Warning that “the pandemic was superimposed on unresolved tensions between people and technology, between people and the planet, between the haves and the have-nots”, the report draws from simulations based on an adjusted Human Development Index – modified to reflect the effects of school closures – and incorporates projections of gross national income (GNI) per capita for 2020.
The findings conclude that advances in education, healthcare and income are threatened by the coronavirus pandemic that is triggering the largest contraction in economic activity since the Great Depression.
The official virus death toll currently stands at more than 300,000 but indirectly the coronavirus could lead to an additional 6,000 child deaths every day from preventable causes over the next six months, the report says.
“The crisis was simply imposed in a context of already deeply entrenched inequalities,” Conceicao told Al Jazeera. “When we think of development we tend to think of the basic achievements – we’ve been able to reduce poverty, child mortality.”
Progress in education is taking a massive hit. Out-of-school rates in primary education are expected to drop to the levels of actual rates of the mid-1980s levels.
With almost nine in 10 students out of school and economies experiencing a deep downturn, the decline in the index – reflecting a narrowing in capabilities – would be equivalent to erasing all the progress in human development of the past six years, according to the UNDP simulation.

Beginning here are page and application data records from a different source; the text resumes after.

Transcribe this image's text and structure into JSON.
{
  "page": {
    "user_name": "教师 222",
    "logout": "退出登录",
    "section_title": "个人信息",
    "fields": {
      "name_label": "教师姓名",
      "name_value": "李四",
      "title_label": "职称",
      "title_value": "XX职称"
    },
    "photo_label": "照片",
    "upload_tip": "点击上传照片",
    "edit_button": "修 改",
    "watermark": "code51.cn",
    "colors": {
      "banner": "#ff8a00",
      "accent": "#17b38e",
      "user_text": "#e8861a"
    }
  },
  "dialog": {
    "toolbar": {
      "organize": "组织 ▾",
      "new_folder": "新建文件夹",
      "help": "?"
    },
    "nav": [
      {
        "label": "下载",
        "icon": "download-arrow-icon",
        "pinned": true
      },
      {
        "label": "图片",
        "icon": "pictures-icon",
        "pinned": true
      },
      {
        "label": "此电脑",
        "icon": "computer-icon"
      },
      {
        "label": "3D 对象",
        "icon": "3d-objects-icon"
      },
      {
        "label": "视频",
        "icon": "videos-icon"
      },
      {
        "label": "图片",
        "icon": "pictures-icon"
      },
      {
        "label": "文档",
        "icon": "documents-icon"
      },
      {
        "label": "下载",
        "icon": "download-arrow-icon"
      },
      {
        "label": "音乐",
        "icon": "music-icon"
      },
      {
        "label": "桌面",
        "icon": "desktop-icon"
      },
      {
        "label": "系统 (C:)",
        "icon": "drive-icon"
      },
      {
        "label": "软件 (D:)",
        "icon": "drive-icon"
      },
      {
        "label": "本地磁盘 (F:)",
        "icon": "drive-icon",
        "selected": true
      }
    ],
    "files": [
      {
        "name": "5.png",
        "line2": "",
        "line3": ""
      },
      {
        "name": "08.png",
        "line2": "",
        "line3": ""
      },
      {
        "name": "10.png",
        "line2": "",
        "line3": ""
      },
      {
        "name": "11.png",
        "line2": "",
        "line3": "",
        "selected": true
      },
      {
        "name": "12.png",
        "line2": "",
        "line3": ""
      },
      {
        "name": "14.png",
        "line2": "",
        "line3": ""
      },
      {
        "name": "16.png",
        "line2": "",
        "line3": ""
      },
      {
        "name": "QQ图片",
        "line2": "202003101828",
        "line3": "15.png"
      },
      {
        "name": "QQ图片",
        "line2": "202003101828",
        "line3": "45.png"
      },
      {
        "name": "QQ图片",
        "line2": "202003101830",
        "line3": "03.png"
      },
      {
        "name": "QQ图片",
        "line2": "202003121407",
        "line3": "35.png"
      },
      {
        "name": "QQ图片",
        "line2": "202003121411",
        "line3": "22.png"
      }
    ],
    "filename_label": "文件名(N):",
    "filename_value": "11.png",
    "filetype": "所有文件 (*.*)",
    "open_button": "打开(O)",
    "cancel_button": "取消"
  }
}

But if conditions in school access are restored, the simulation shows capabilities related to education could immediately bounce back though the income dimension would take longer to recover.
Addressing pre-existing inequalities with internet and broadband access has become even more important to human development as well. Given more social, educational and economic activities are moving online to contain the spread of COVID-19, getting the estimated 3.7 billion unconnected people across the world consistent, reliable internet access has assumed even greater urgency.
“We knew the digital divide is important. But with many children now out of school and without access to the internet, we risk scarring a generation of children who are unable to learn and were already at a disadvantage,” Heriberto Tapia, Senior Researcher and Policy Analyst at the Human Development report Office at UNDP told Al Jazeera.
In a scenario with more equitable internet access – where each country closes the gap in its human development category – the decline in human development would be more than halved.
The UN emphasises that connecting the unconnected is affordable. In 2018, it was estimated that $100bn would be needed to close the gap in internet access in low- and middle-income countries. That amounts to 1 percent of the unprecedented fiscal programmes announced around the world so far, according to the UNDP.
The UNDP recommends governments respond with a systemic and holistic approach rather than tackle these issues sector-by-sector. It also stresses the importance of collective action – at the community, country and global levels.
“All of these numbers depend on how governments will react. There are ways in which governments can increase the connectivity and resources to enable people to function,” said Tapia.